* Try it: Ignoring the pictures, repeat every entry below exactly as it appears.

=== Data for this exercise ===

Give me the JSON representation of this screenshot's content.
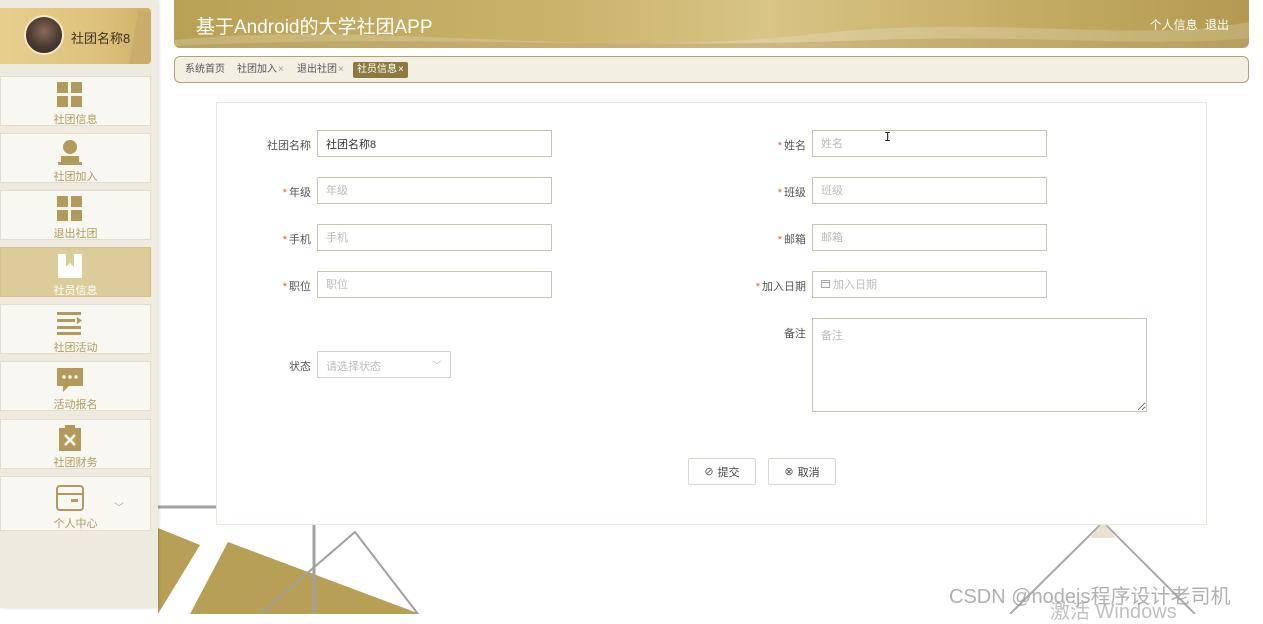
{
  "sidebar": {
    "profile_name": "社团名称8",
    "items": [
      {
        "label": "社团信息",
        "icon": "grid-icon",
        "active": false
      },
      {
        "label": "社团加入",
        "icon": "user-icon",
        "active": false
      },
      {
        "label": "退出社团",
        "icon": "grid-icon",
        "active": false
      },
      {
        "label": "社员信息",
        "icon": "bookmark-icon",
        "active": true
      },
      {
        "label": "社团活动",
        "icon": "list-icon",
        "active": false
      },
      {
        "label": "活动报名",
        "icon": "chat-icon",
        "active": false
      },
      {
        "label": "社团财务",
        "icon": "clipboard-x-icon",
        "active": false
      },
      {
        "label": "个人中心",
        "icon": "card-icon",
        "active": false
      }
    ]
  },
  "header": {
    "title": "基于Android的大学社团APP",
    "profile_link": "个人信息",
    "logout_link": "退出"
  },
  "tabs": [
    {
      "label": "系统首页",
      "closable": false,
      "active": false
    },
    {
      "label": "社团加入",
      "closable": true,
      "active": false
    },
    {
      "label": "退出社团",
      "closable": true,
      "active": false
    },
    {
      "label": "社员信息",
      "closable": true,
      "active": true
    }
  ],
  "tab_close_glyph": "×",
  "form": {
    "club_name": {
      "label": "社团名称",
      "value": "社团名称8",
      "required": false
    },
    "name": {
      "label": "姓名",
      "placeholder": "姓名",
      "required": true
    },
    "grade": {
      "label": "年级",
      "placeholder": "年级",
      "required": true
    },
    "class": {
      "label": "班级",
      "placeholder": "班级",
      "required": true
    },
    "phone": {
      "label": "手机",
      "placeholder": "手机",
      "required": true
    },
    "email": {
      "label": "邮箱",
      "placeholder": "邮箱",
      "required": true
    },
    "position": {
      "label": "职位",
      "placeholder": "职位",
      "required": true
    },
    "join_date": {
      "label": "加入日期",
      "placeholder": "加入日期",
      "required": true
    },
    "status": {
      "label": "状态",
      "placeholder": "请选择状态"
    },
    "remarks": {
      "label": "备注",
      "placeholder": "备注"
    },
    "required_mark": "*",
    "submit_label": "提交",
    "cancel_label": "取消"
  },
  "colors": {
    "accent": "#c4ab63",
    "active_tab": "#8d7a3f",
    "required": "#e05a4e"
  },
  "watermarks": {
    "csdn": "CSDN @nodejs程序设计老司机",
    "windows": "激活 Windows"
  }
}
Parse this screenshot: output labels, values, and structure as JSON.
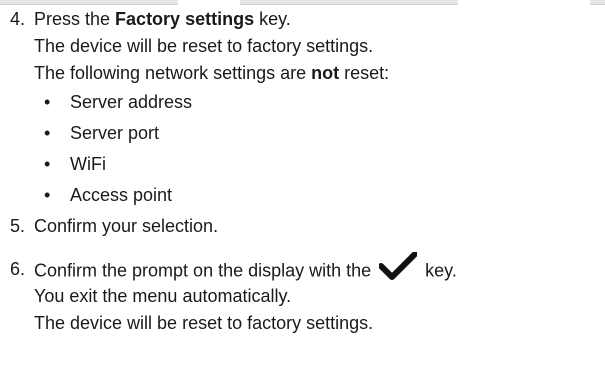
{
  "steps": [
    {
      "number": "4.",
      "main_pre": "Press the ",
      "main_bold": "Factory settings",
      "main_post": " key.",
      "line2": "The device will be reset to factory settings.",
      "line3_pre": "The following network settings are ",
      "line3_bold": "not",
      "line3_post": " reset:",
      "bullets": [
        "Server address",
        "Server port",
        "WiFi",
        "Access point"
      ]
    },
    {
      "number": "5.",
      "main": "Confirm your selection."
    },
    {
      "number": "6.",
      "main_pre": "Confirm the prompt on the display with the",
      "icon": "checkmark-icon",
      "main_post": "key.",
      "line2": "You exit the menu automatically.",
      "line3": "The device will be reset to factory settings."
    }
  ]
}
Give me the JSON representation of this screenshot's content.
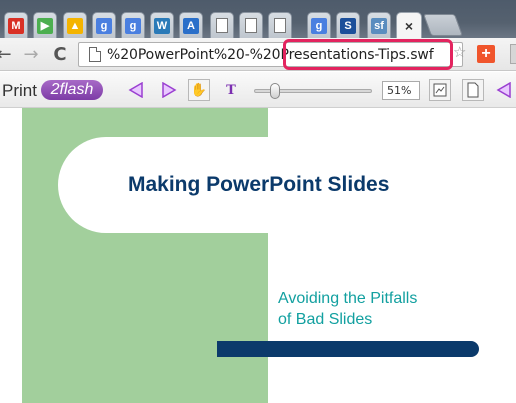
{
  "tabs": [
    {
      "name": "gmail-tab",
      "icon": "gmail-icon",
      "glyph": "M",
      "color": "#d93025"
    },
    {
      "name": "play-tab",
      "icon": "play-icon",
      "glyph": "▶",
      "color": "#4caf50"
    },
    {
      "name": "drive-tab",
      "icon": "drive-icon",
      "glyph": "▲",
      "color": "#f4b400"
    },
    {
      "name": "google-tab-1",
      "icon": "google-icon",
      "glyph": "g",
      "color": "#4a7fe0"
    },
    {
      "name": "google-tab-2",
      "icon": "google-icon",
      "glyph": "g",
      "color": "#4a7fe0"
    },
    {
      "name": "w-tab",
      "icon": "w-icon",
      "glyph": "W",
      "color": "#2a7ab8"
    },
    {
      "name": "adwords-tab",
      "icon": "adwords-icon",
      "glyph": "A",
      "color": "#2a6fc9"
    },
    {
      "name": "blank-tab-1",
      "icon": "page-icon",
      "glyph": "",
      "color": "#ffffff"
    },
    {
      "name": "blank-tab-2",
      "icon": "page-icon",
      "glyph": "",
      "color": "#ffffff"
    },
    {
      "name": "blank-tab-3",
      "icon": "page-icon",
      "glyph": "",
      "color": "#ffffff"
    },
    {
      "name": "google-tab-3",
      "icon": "google-icon",
      "glyph": "g",
      "color": "#4a7fe0"
    },
    {
      "name": "s-tab",
      "icon": "s-icon",
      "glyph": "S",
      "color": "#1b4f9a"
    },
    {
      "name": "sf-tab",
      "icon": "sf-icon",
      "glyph": "sf",
      "color": "#5a8dbf"
    }
  ],
  "active_tab_close": "×",
  "nav": {
    "back": "←",
    "forward": "→",
    "reload": "C",
    "url": "%20PowerPoint%20-%20Presentations-Tips.swf",
    "star": "☆",
    "extension": "+"
  },
  "toolbar": {
    "print_label": "Print",
    "logo_text": "2flash",
    "zoom_value": "51%"
  },
  "slide": {
    "title": "Making PowerPoint Slides",
    "subtitle_line1": "Avoiding the Pitfalls",
    "subtitle_line2": "of Bad Slides"
  },
  "colors": {
    "accent_highlight": "#e3245f",
    "slide_green": "#a2cf9c",
    "title_navy": "#0b3a6b",
    "subtitle_teal": "#12a0a0"
  }
}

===

* Exercise response:
Give me the JSON representation of this screenshot's content.
{
  "sidebar": {
    "profile_name": "社团名称8",
    "items": [
      {
        "label": "社团信息",
        "icon": "grid-icon",
        "active": false
      },
      {
        "label": "社团加入",
        "icon": "user-icon",
        "active": false
      },
      {
        "label": "退出社团",
        "icon": "grid-icon",
        "active": false
      },
      {
        "label": "社员信息",
        "icon": "bookmark-icon",
        "active": true
      },
      {
        "label": "社团活动",
        "icon": "list-icon",
        "active": false
      },
      {
        "label": "活动报名",
        "icon": "chat-icon",
        "active": false
      },
      {
        "label": "社团财务",
        "icon": "clipboard-x-icon",
        "active": false
      },
      {
        "label": "个人中心",
        "icon": "card-icon",
        "active": false
      }
    ]
  },
  "header": {
    "title": "基于Android的大学社团APP",
    "profile_link": "个人信息",
    "logout_link": "退出"
  },
  "tabs": [
    {
      "label": "系统首页",
      "closable": false,
      "active": false
    },
    {
      "label": "社团加入",
      "closable": true,
      "active": false
    },
    {
      "label": "退出社团",
      "closable": true,
      "active": false
    },
    {
      "label": "社员信息",
      "closable": true,
      "active": true
    }
  ],
  "tab_close_glyph": "×",
  "form": {
    "club_name": {
      "label": "社团名称",
      "value": "社团名称8",
      "required": false
    },
    "name": {
      "label": "姓名",
      "placeholder": "姓名",
      "required": true
    },
    "grade": {
      "label": "年级",
      "placeholder": "年级",
      "required": true
    },
    "class": {
      "label": "班级",
      "placeholder": "班级",
      "required": true
    },
    "phone": {
      "label": "手机",
      "placeholder": "手机",
      "required": true
    },
    "email": {
      "label": "邮箱",
      "placeholder": "邮箱",
      "required": true
    },
    "position": {
      "label": "职位",
      "placeholder": "职位",
      "required": true
    },
    "join_date": {
      "label": "加入日期",
      "placeholder": "加入日期",
      "required": true
    },
    "status": {
      "label": "状态",
      "placeholder": "请选择状态"
    },
    "remarks": {
      "label": "备注",
      "placeholder": "备注"
    },
    "required_mark": "*",
    "submit_label": "提交",
    "cancel_label": "取消"
  },
  "colors": {
    "accent": "#c4ab63",
    "active_tab": "#8d7a3f",
    "required": "#e05a4e"
  },
  "watermarks": {
    "csdn": "CSDN @nodejs程序设计老司机",
    "windows": "激活 Windows"
  }
}
Parse this screenshot: output labels, values, and structure as JSON.
{
  "steps": [
    {
      "number": "4.",
      "main_pre": "Press the ",
      "main_bold": "Factory settings",
      "main_post": " key.",
      "line2": "The device will be reset to factory settings.",
      "line3_pre": "The following network settings are ",
      "line3_bold": "not",
      "line3_post": " reset:",
      "bullets": [
        "Server address",
        "Server port",
        "WiFi",
        "Access point"
      ]
    },
    {
      "number": "5.",
      "main": "Confirm your selection."
    },
    {
      "number": "6.",
      "main_pre": "Confirm the prompt on the display with the",
      "icon": "checkmark-icon",
      "main_post": "key.",
      "line2": "You exit the menu automatically.",
      "line3": "The device will be reset to factory settings."
    }
  ]
}
Give me the JSON representation of this screenshot's content.
{
  "tabs": [
    {
      "name": "gmail-tab",
      "icon": "gmail-icon",
      "glyph": "M",
      "color": "#d93025"
    },
    {
      "name": "play-tab",
      "icon": "play-icon",
      "glyph": "▶",
      "color": "#4caf50"
    },
    {
      "name": "drive-tab",
      "icon": "drive-icon",
      "glyph": "▲",
      "color": "#f4b400"
    },
    {
      "name": "google-tab-1",
      "icon": "google-icon",
      "glyph": "g",
      "color": "#4a7fe0"
    },
    {
      "name": "google-tab-2",
      "icon": "google-icon",
      "glyph": "g",
      "color": "#4a7fe0"
    },
    {
      "name": "w-tab",
      "icon": "w-icon",
      "glyph": "W",
      "color": "#2a7ab8"
    },
    {
      "name": "adwords-tab",
      "icon": "adwords-icon",
      "glyph": "A",
      "color": "#2a6fc9"
    },
    {
      "name": "blank-tab-1",
      "icon": "page-icon",
      "glyph": "",
      "color": "#ffffff"
    },
    {
      "name": "blank-tab-2",
      "icon": "page-icon",
      "glyph": "",
      "color": "#ffffff"
    },
    {
      "name": "blank-tab-3",
      "icon": "page-icon",
      "glyph": "",
      "color": "#ffffff"
    },
    {
      "name": "google-tab-3",
      "icon": "google-icon",
      "glyph": "g",
      "color": "#4a7fe0"
    },
    {
      "name": "s-tab",
      "icon": "s-icon",
      "glyph": "S",
      "color": "#1b4f9a"
    },
    {
      "name": "sf-tab",
      "icon": "sf-icon",
      "glyph": "sf",
      "color": "#5a8dbf"
    }
  ],
  "active_tab_close": "×",
  "nav": {
    "back": "←",
    "forward": "→",
    "reload": "C",
    "url": "%20PowerPoint%20-%20Presentations-Tips.swf",
    "star": "☆",
    "extension": "+"
  },
  "toolbar": {
    "print_label": "Print",
    "logo_text": "2flash",
    "zoom_value": "51%"
  },
  "slide": {
    "title": "Making PowerPoint Slides",
    "subtitle_line1": "Avoiding the Pitfalls",
    "subtitle_line2": "of Bad Slides"
  },
  "colors": {
    "accent_highlight": "#e3245f",
    "slide_green": "#a2cf9c",
    "title_navy": "#0b3a6b",
    "subtitle_teal": "#12a0a0"
  }
}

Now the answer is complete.